> **WHAT IS REQUIRED**:
Ignoring the pictures, copy the data exactly.
##########
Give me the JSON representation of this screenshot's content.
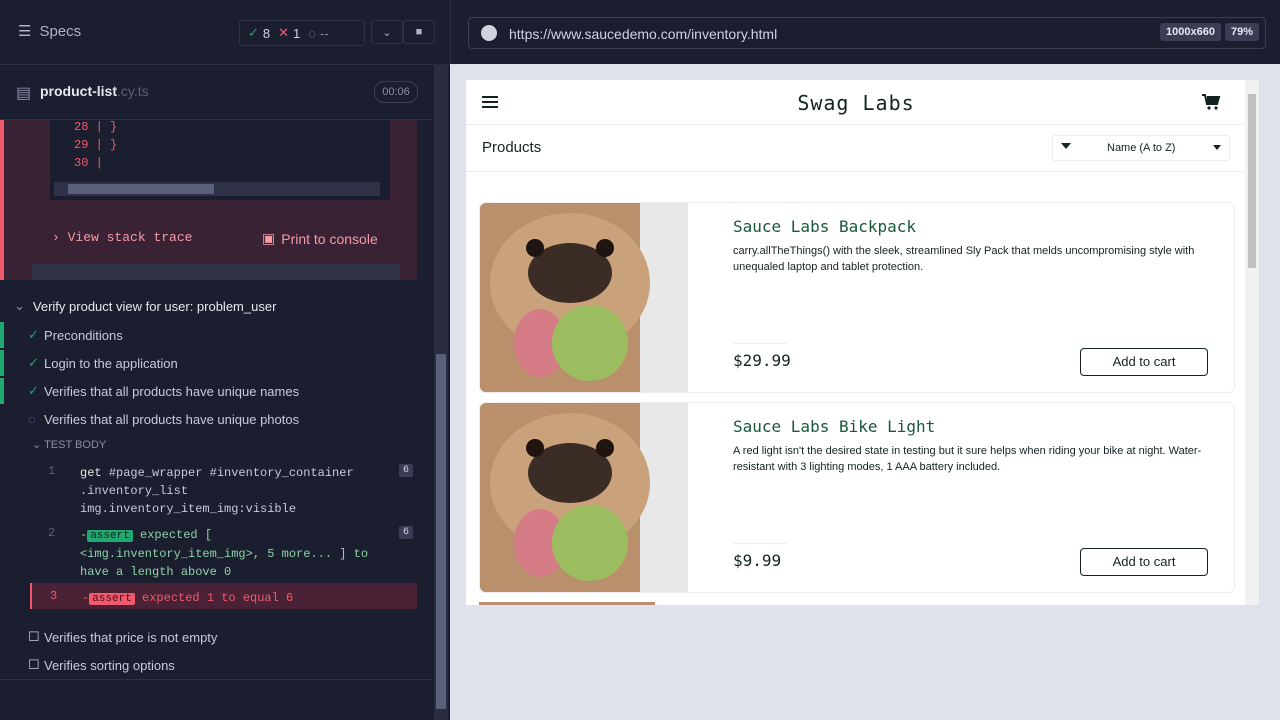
{
  "left": {
    "specs_label": "Specs",
    "stats": {
      "passed": "8",
      "failed": "1",
      "pending": "--"
    },
    "file": {
      "name": "product-list",
      "ext": ".cy.ts",
      "timer": "00:06"
    },
    "code_lines": [
      {
        "num": "28",
        "code": "  }"
      },
      {
        "num": "29",
        "code": "}"
      },
      {
        "num": "30",
        "code": ""
      }
    ],
    "view_stack": "View stack trace",
    "print_console": "Print to console",
    "test_title": "Verify product view for user: problem_user",
    "steps": [
      {
        "label": "Preconditions",
        "state": "passed"
      },
      {
        "label": "Login to the application",
        "state": "passed"
      },
      {
        "label": "Verifies that all products have unique names",
        "state": "passed"
      },
      {
        "label": "Verifies that all products have unique photos",
        "state": "running"
      }
    ],
    "test_body_label": "TEST BODY",
    "commands": [
      {
        "num": "1",
        "cmd": "get",
        "text": "#page_wrapper #inventory_container .inventory_list img.inventory_item_img:visible",
        "badge": "6"
      },
      {
        "num": "2",
        "prefix": "-",
        "cmd": "assert",
        "text": "expected [ <img.inventory_item_img>, 5 more... ] to have a length above 0",
        "badge": "6"
      },
      {
        "num": "3",
        "prefix": "-",
        "cmd": "assert",
        "text": "expected 1 to equal 6",
        "badge": ""
      }
    ],
    "pending_steps": [
      {
        "label": "Verifies that price is not empty"
      },
      {
        "label": "Verifies sorting options"
      }
    ]
  },
  "browser": {
    "url": "https://www.saucedemo.com/inventory.html",
    "viewport": "1000x660",
    "zoom": "79%"
  },
  "app": {
    "brand": "Swag Labs",
    "section_title": "Products",
    "sort_value": "Name (A to Z)",
    "products": [
      {
        "name": "Sauce Labs Backpack",
        "description": "carry.allTheThings() with the sleek, streamlined Sly Pack that melds uncompromising style with unequaled laptop and tablet protection.",
        "price": "$29.99",
        "button": "Add to cart"
      },
      {
        "name": "Sauce Labs Bike Light",
        "description": "A red light isn't the desired state in testing but it sure helps when riding your bike at night. Water-resistant with 3 lighting modes, 1 AAA battery included.",
        "price": "$9.99",
        "button": "Add to cart"
      }
    ]
  }
}
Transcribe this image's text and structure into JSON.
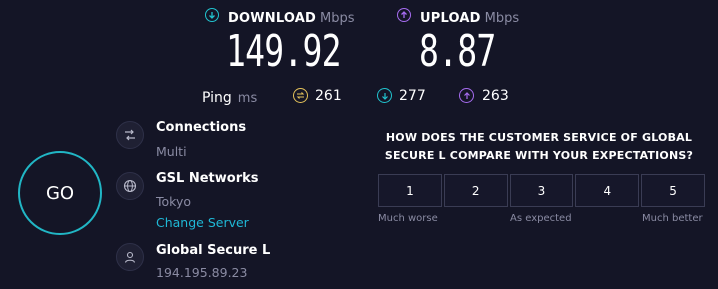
{
  "download": {
    "label": "DOWNLOAD",
    "unit": "Mbps",
    "value": "149.92"
  },
  "upload": {
    "label": "UPLOAD",
    "unit": "Mbps",
    "value": "8.87"
  },
  "ping": {
    "label": "Ping",
    "unit": "ms",
    "idle": "261",
    "download": "277",
    "upload": "263"
  },
  "go_label": "GO",
  "connections": {
    "title": "Connections",
    "value": "Multi"
  },
  "server": {
    "title": "GSL Networks",
    "location": "Tokyo",
    "change_link": "Change Server"
  },
  "provider": {
    "title": "Global Secure L",
    "ip": "194.195.89.23"
  },
  "survey": {
    "question_line1": "HOW DOES THE CUSTOMER SERVICE OF GLOBAL",
    "question_line2": "SECURE L COMPARE WITH YOUR EXPECTATIONS?",
    "options": [
      "1",
      "2",
      "3",
      "4",
      "5"
    ],
    "scale_low": "Much worse",
    "scale_mid": "As expected",
    "scale_high": "Much better"
  },
  "colors": {
    "background": "#141526",
    "download_accent": "#21c4cf",
    "upload_accent": "#a66cf0",
    "idle_ping_accent": "#e4c25a",
    "link": "#1fb8d6"
  }
}
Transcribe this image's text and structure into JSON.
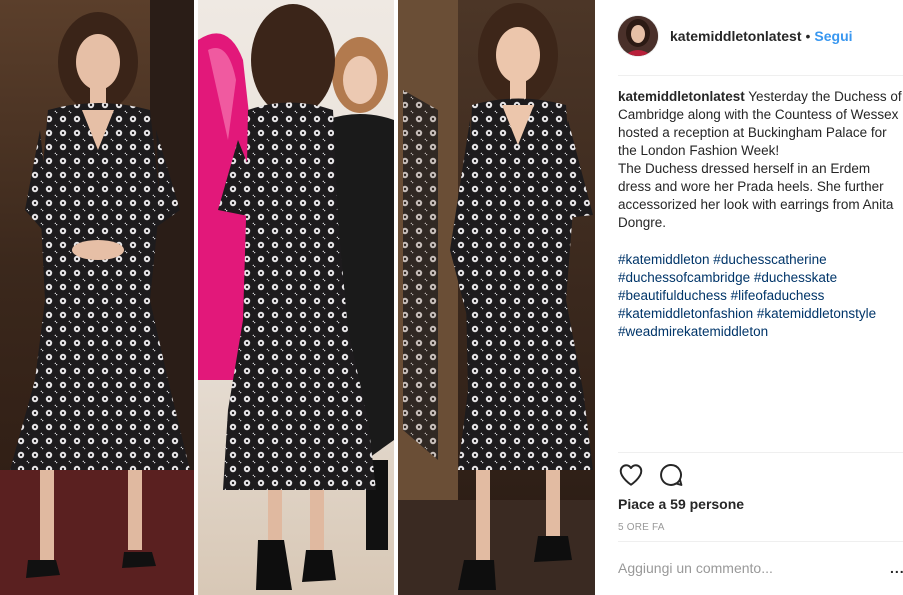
{
  "post": {
    "username": "katemiddletonlatest",
    "dot": "•",
    "follow_label": "Segui",
    "caption_username": "katemiddletonlatest",
    "caption_line1": "Yesterday the Duchess of Cambridge along with the Countess of Wessex hosted a reception at Buckingham Palace for the London Fashion Week!",
    "caption_line2": "The Duchess dressed herself in an Erdem dress and wore her Prada heels. She further accessorized her look with earrings from Anita Dongre.",
    "hashtags": [
      "#katemiddleton #duchesscatherine",
      "#duchessofcambridge #duchesskate",
      "#beautifulduchess #lifeofaduchess",
      "#katemiddletonfashion #katemiddletonstyle",
      "#weadmirekatemiddleton"
    ],
    "likes": "Piace a 59 persone",
    "time": "5 ORE FA",
    "comment_placeholder": "Aggiungi un commento...",
    "more": "..."
  },
  "icons": [
    "heart-icon",
    "comment-icon",
    "more-options-icon"
  ],
  "colors": {
    "link": "#3897f0",
    "hashtag": "#003569",
    "muted": "#999999",
    "text": "#262626"
  }
}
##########
> **RESPONSE FOR THIS EXERCISE**:
Give me the JSON representation of this screenshot's content.
{
  "left": {
    "specs_label": "Specs",
    "stats": {
      "passed": "8",
      "failed": "1",
      "pending": "--"
    },
    "file": {
      "name": "product-list",
      "ext": ".cy.ts",
      "timer": "00:06"
    },
    "code_lines": [
      {
        "num": "28",
        "code": "  }"
      },
      {
        "num": "29",
        "code": "}"
      },
      {
        "num": "30",
        "code": ""
      }
    ],
    "view_stack": "View stack trace",
    "print_console": "Print to console",
    "test_title": "Verify product view for user: problem_user",
    "steps": [
      {
        "label": "Preconditions",
        "state": "passed"
      },
      {
        "label": "Login to the application",
        "state": "passed"
      },
      {
        "label": "Verifies that all products have unique names",
        "state": "passed"
      },
      {
        "label": "Verifies that all products have unique photos",
        "state": "running"
      }
    ],
    "test_body_label": "TEST BODY",
    "commands": [
      {
        "num": "1",
        "cmd": "get",
        "text": "#page_wrapper #inventory_container .inventory_list img.inventory_item_img:visible",
        "badge": "6"
      },
      {
        "num": "2",
        "prefix": "-",
        "cmd": "assert",
        "text": "expected [ <img.inventory_item_img>, 5 more... ] to have a length above 0",
        "badge": "6"
      },
      {
        "num": "3",
        "prefix": "-",
        "cmd": "assert",
        "text": "expected 1 to equal 6",
        "badge": ""
      }
    ],
    "pending_steps": [
      {
        "label": "Verifies that price is not empty"
      },
      {
        "label": "Verifies sorting options"
      }
    ]
  },
  "browser": {
    "url": "https://www.saucedemo.com/inventory.html",
    "viewport": "1000x660",
    "zoom": "79%"
  },
  "app": {
    "brand": "Swag Labs",
    "section_title": "Products",
    "sort_value": "Name (A to Z)",
    "products": [
      {
        "name": "Sauce Labs Backpack",
        "description": "carry.allTheThings() with the sleek, streamlined Sly Pack that melds uncompromising style with unequaled laptop and tablet protection.",
        "price": "$29.99",
        "button": "Add to cart"
      },
      {
        "name": "Sauce Labs Bike Light",
        "description": "A red light isn't the desired state in testing but it sure helps when riding your bike at night. Water-resistant with 3 lighting modes, 1 AAA battery included.",
        "price": "$9.99",
        "button": "Add to cart"
      }
    ]
  }
}
Transcribe this image's text and structure into JSON.
{
  "download": {
    "label": "DOWNLOAD",
    "unit": "Mbps",
    "value": "149.92"
  },
  "upload": {
    "label": "UPLOAD",
    "unit": "Mbps",
    "value": "8.87"
  },
  "ping": {
    "label": "Ping",
    "unit": "ms",
    "idle": "261",
    "download": "277",
    "upload": "263"
  },
  "go_label": "GO",
  "connections": {
    "title": "Connections",
    "value": "Multi"
  },
  "server": {
    "title": "GSL Networks",
    "location": "Tokyo",
    "change_link": "Change Server"
  },
  "provider": {
    "title": "Global Secure L",
    "ip": "194.195.89.23"
  },
  "survey": {
    "question_line1": "HOW DOES THE CUSTOMER SERVICE OF GLOBAL",
    "question_line2": "SECURE L COMPARE WITH YOUR EXPECTATIONS?",
    "options": [
      "1",
      "2",
      "3",
      "4",
      "5"
    ],
    "scale_low": "Much worse",
    "scale_mid": "As expected",
    "scale_high": "Much better"
  },
  "colors": {
    "background": "#141526",
    "download_accent": "#21c4cf",
    "upload_accent": "#a66cf0",
    "idle_ping_accent": "#e4c25a",
    "link": "#1fb8d6"
  }
}
Transcribe this image's text and structure into JSON.
{
  "post": {
    "username": "katemiddletonlatest",
    "dot": "•",
    "follow_label": "Segui",
    "caption_username": "katemiddletonlatest",
    "caption_line1": "Yesterday the Duchess of Cambridge along with the Countess of Wessex hosted a reception at Buckingham Palace for the London Fashion Week!",
    "caption_line2": "The Duchess dressed herself in an Erdem dress and wore her Prada heels. She further accessorized her look with earrings from Anita Dongre.",
    "hashtags": [
      "#katemiddleton #duchesscatherine",
      "#duchessofcambridge #duchesskate",
      "#beautifulduchess #lifeofaduchess",
      "#katemiddletonfashion #katemiddletonstyle",
      "#weadmirekatemiddleton"
    ],
    "likes": "Piace a 59 persone",
    "time": "5 ORE FA",
    "comment_placeholder": "Aggiungi un commento...",
    "more": "..."
  },
  "icons": [
    "heart-icon",
    "comment-icon",
    "more-options-icon"
  ],
  "colors": {
    "link": "#3897f0",
    "hashtag": "#003569",
    "muted": "#999999",
    "text": "#262626"
  }
}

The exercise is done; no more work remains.